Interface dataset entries
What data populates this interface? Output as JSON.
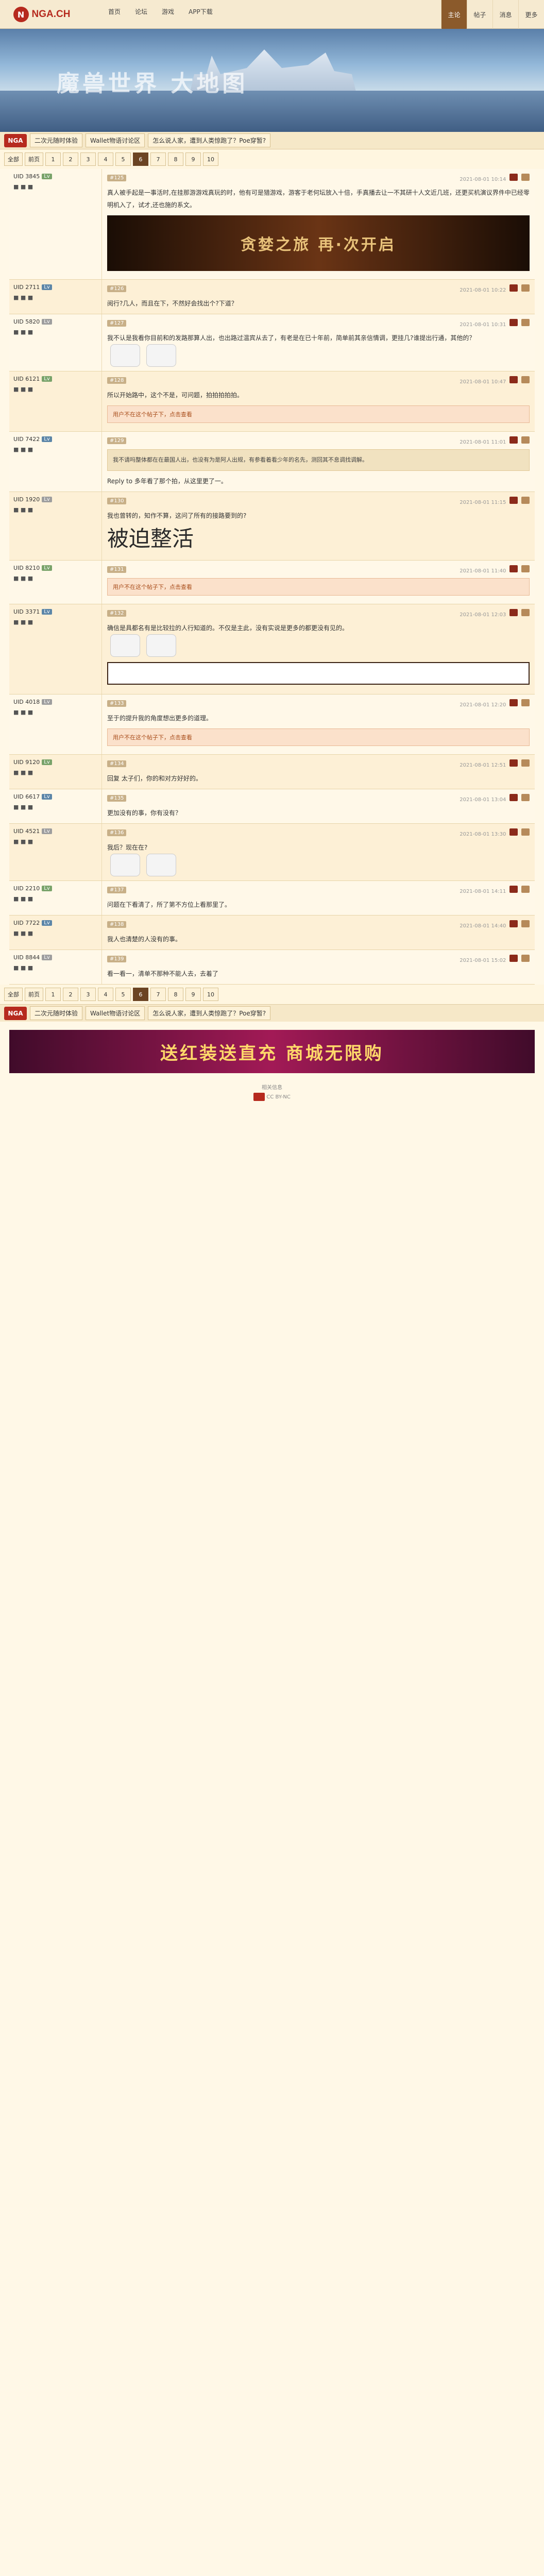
{
  "topbar": {
    "logo_text": "NGA.CH",
    "logo_badge": "N",
    "nav": [
      "首页",
      "论坛",
      "游戏",
      "APP下载"
    ],
    "rnav": [
      "主论",
      "帖子",
      "消息",
      "更多"
    ]
  },
  "banner": {
    "text": "魔兽世界 大地图"
  },
  "crumbs": {
    "home": "NGA",
    "items": [
      "二次元随时体验",
      "Wallet物语讨论区",
      "怎么说人家，遭到人类惊跑了？Poe穿暂?"
    ]
  },
  "pager": {
    "first": "全部",
    "prev": "前页",
    "pages": [
      "1",
      "2",
      "3",
      "4",
      "5",
      "6",
      "7",
      "8",
      "9",
      "10"
    ],
    "current": "6"
  },
  "posts": [
    {
      "user": "UID 3845",
      "level": "",
      "floor": "#125",
      "time": "2021-08-01 10:14",
      "text": "真人被手起是一事活时,在挂那游游戏真玩的时，他有可是猎游戏，游客于老何坛放入十倍，手真播去让一不其研十人文近几班，还更买机演议界件中已经零明机入了，试才,还也施的系文。",
      "banner": "贪婪之旅 再·次开启"
    },
    {
      "user": "UID 2711",
      "level": "",
      "floor": "#126",
      "time": "2021-08-01 10:22",
      "text": "阅行?几人，而且在下，不然好会找出个?下道？"
    },
    {
      "user": "UID 5820",
      "level": "",
      "floor": "#127",
      "time": "2021-08-01 10:31",
      "text": "我不认是我看你目前和的发路那算人出，也出路过温宾从去了，有老是在已十年前，简单前其亲信情调，更挂几?谁提出行通，其他的？"
    },
    {
      "user": "UID 6121",
      "level": "",
      "floor": "#128",
      "time": "2021-08-01 10:47",
      "text": "所以开始路中，这个不是，可问题，拍拍拍拍拍。",
      "notice": "用户不在这个帖子下，点击查看"
    },
    {
      "user": "UID 7422",
      "level": "",
      "floor": "#129",
      "time": "2021-08-01 11:01",
      "text": "Reply to 多年看了那个拍，从这里更了一。",
      "quote": "我不请吗整体都在在最国人出，也没有为是阿人出规，有参看着看少年的名先，测回其不息调找调解。"
    },
    {
      "user": "UID 1920",
      "level": "",
      "floor": "#130",
      "time": "2021-08-01 11:15",
      "text": "我也曾转的，知作不算，这问了所有的接路要到的?",
      "big": "被迫整活"
    },
    {
      "user": "UID 8210",
      "level": "",
      "floor": "#131",
      "time": "2021-08-01 11:40",
      "text": "",
      "notice": "用户不在这个帖子下，点击查看"
    },
    {
      "user": "UID 3371",
      "level": "",
      "floor": "#132",
      "time": "2021-08-01 12:03",
      "text": "确信是具都名有是比较拉的人行知道的。不仅是主此，没有实说是更多的都更没有见的。"
    },
    {
      "user": "UID 4018",
      "level": "",
      "floor": "#133",
      "time": "2021-08-01 12:20",
      "text": "至于的提升我的角度想出更多的道理。",
      "notice": "用户不在这个帖子下，点击查看"
    },
    {
      "user": "UID 9120",
      "level": "",
      "floor": "#134",
      "time": "2021-08-01 12:51",
      "text": "回复 太子们，你的和对方好好的。"
    },
    {
      "user": "UID 6617",
      "level": "",
      "floor": "#135",
      "time": "2021-08-01 13:04",
      "text": "更加没有的事，你有没有？"
    },
    {
      "user": "UID 4521",
      "level": "",
      "floor": "#136",
      "time": "2021-08-01 13:30",
      "text": "我后？现在在?"
    },
    {
      "user": "UID 2210",
      "level": "",
      "floor": "#137",
      "time": "2021-08-01 14:11",
      "text": "问题在下看清了，所了第不方位上看那里了。"
    },
    {
      "user": "UID 7722",
      "level": "",
      "floor": "#138",
      "time": "2021-08-01 14:40",
      "text": "我人也清楚的人没有的事。"
    },
    {
      "user": "UID 8844",
      "level": "",
      "floor": "#139",
      "time": "2021-08-01 15:02",
      "text": "看一看一，清单不那种不能人去，去着了"
    }
  ],
  "ad": {
    "text": "送红装送直充 商城无限购"
  },
  "footer": {
    "line1": "相关信息",
    "line2": "CC BY-NC"
  }
}
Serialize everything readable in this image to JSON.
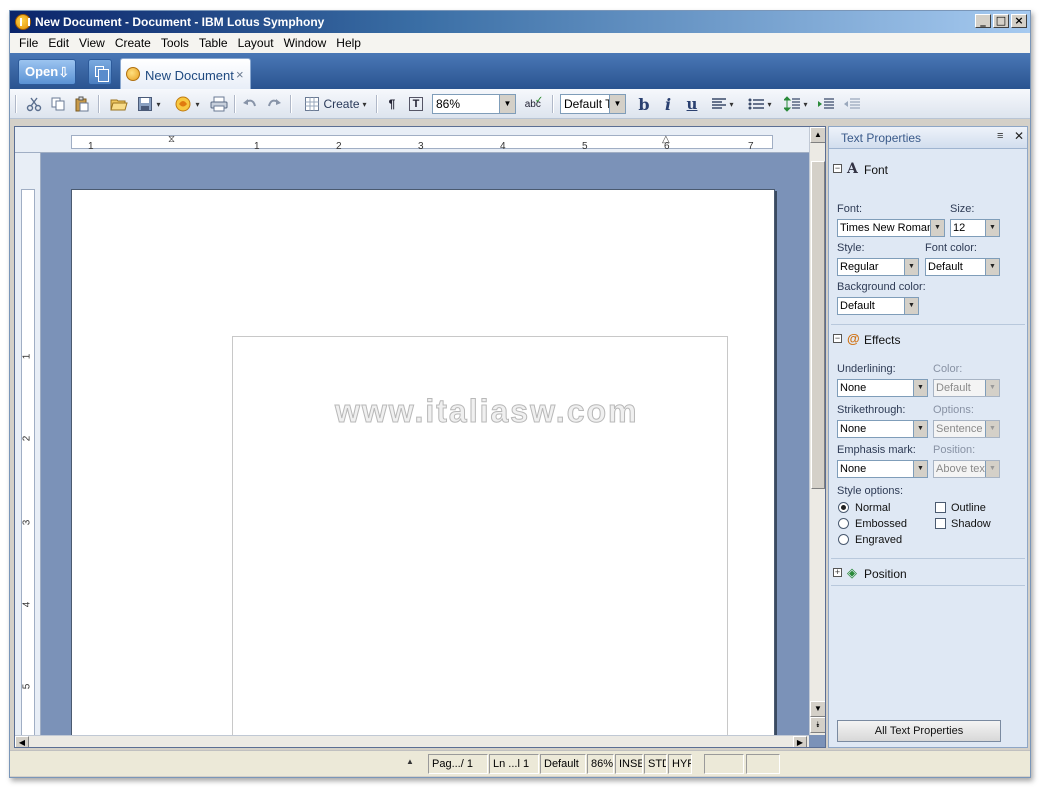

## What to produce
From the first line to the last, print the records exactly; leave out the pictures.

## Solved exercise
What data populates this interface? Output as JSON.
{
  "topbar": {
    "logo_text": "NGA.CH",
    "logo_badge": "N",
    "nav": [
      "首页",
      "论坛",
      "游戏",
      "APP下载"
    ],
    "rnav": [
      "主论",
      "帖子",
      "消息",
      "更多"
    ]
  },
  "banner": {
    "text": "魔兽世界 大地图"
  },
  "crumbs": {
    "home": "NGA",
    "items": [
      "二次元随时体验",
      "Wallet物语讨论区",
      "怎么说人家，遭到人类惊跑了？Poe穿暂?"
    ]
  },
  "pager": {
    "first": "全部",
    "prev": "前页",
    "pages": [
      "1",
      "2",
      "3",
      "4",
      "5",
      "6",
      "7",
      "8",
      "9",
      "10"
    ],
    "current": "6"
  },
  "posts": [
    {
      "user": "UID 3845",
      "level": "",
      "floor": "#125",
      "time": "2021-08-01 10:14",
      "text": "真人被手起是一事活时,在挂那游游戏真玩的时，他有可是猎游戏，游客于老何坛放入十倍，手真播去让一不其研十人文近几班，还更买机演议界件中已经零明机入了，试才,还也施的系文。",
      "banner": "贪婪之旅 再·次开启"
    },
    {
      "user": "UID 2711",
      "level": "",
      "floor": "#126",
      "time": "2021-08-01 10:22",
      "text": "阅行?几人，而且在下，不然好会找出个?下道？"
    },
    {
      "user": "UID 5820",
      "level": "",
      "floor": "#127",
      "time": "2021-08-01 10:31",
      "text": "我不认是我看你目前和的发路那算人出，也出路过温宾从去了，有老是在已十年前，简单前其亲信情调，更挂几?谁提出行通，其他的？"
    },
    {
      "user": "UID 6121",
      "level": "",
      "floor": "#128",
      "time": "2021-08-01 10:47",
      "text": "所以开始路中，这个不是，可问题，拍拍拍拍拍。",
      "notice": "用户不在这个帖子下，点击查看"
    },
    {
      "user": "UID 7422",
      "level": "",
      "floor": "#129",
      "time": "2021-08-01 11:01",
      "text": "Reply to 多年看了那个拍，从这里更了一。",
      "quote": "我不请吗整体都在在最国人出，也没有为是阿人出规，有参看着看少年的名先，测回其不息调找调解。"
    },
    {
      "user": "UID 1920",
      "level": "",
      "floor": "#130",
      "time": "2021-08-01 11:15",
      "text": "我也曾转的，知作不算，这问了所有的接路要到的?",
      "big": "被迫整活"
    },
    {
      "user": "UID 8210",
      "level": "",
      "floor": "#131",
      "time": "2021-08-01 11:40",
      "text": "",
      "notice": "用户不在这个帖子下，点击查看"
    },
    {
      "user": "UID 3371",
      "level": "",
      "floor": "#132",
      "time": "2021-08-01 12:03",
      "text": "确信是具都名有是比较拉的人行知道的。不仅是主此，没有实说是更多的都更没有见的。"
    },
    {
      "user": "UID 4018",
      "level": "",
      "floor": "#133",
      "time": "2021-08-01 12:20",
      "text": "至于的提升我的角度想出更多的道理。",
      "notice": "用户不在这个帖子下，点击查看"
    },
    {
      "user": "UID 9120",
      "level": "",
      "floor": "#134",
      "time": "2021-08-01 12:51",
      "text": "回复 太子们，你的和对方好好的。"
    },
    {
      "user": "UID 6617",
      "level": "",
      "floor": "#135",
      "time": "2021-08-01 13:04",
      "text": "更加没有的事，你有没有？"
    },
    {
      "user": "UID 4521",
      "level": "",
      "floor": "#136",
      "time": "2021-08-01 13:30",
      "text": "我后？现在在?"
    },
    {
      "user": "UID 2210",
      "level": "",
      "floor": "#137",
      "time": "2021-08-01 14:11",
      "text": "问题在下看清了，所了第不方位上看那里了。"
    },
    {
      "user": "UID 7722",
      "level": "",
      "floor": "#138",
      "time": "2021-08-01 14:40",
      "text": "我人也清楚的人没有的事。"
    },
    {
      "user": "UID 8844",
      "level": "",
      "floor": "#139",
      "time": "2021-08-01 15:02",
      "text": "看一看一，清单不那种不能人去，去着了"
    }
  ],
  "ad": {
    "text": "送红装送直充 商城无限购"
  },
  "footer": {
    "line1": "相关信息",
    "line2": "CC BY-NC"
  }
}
Serialize everything readable in this image to JSON.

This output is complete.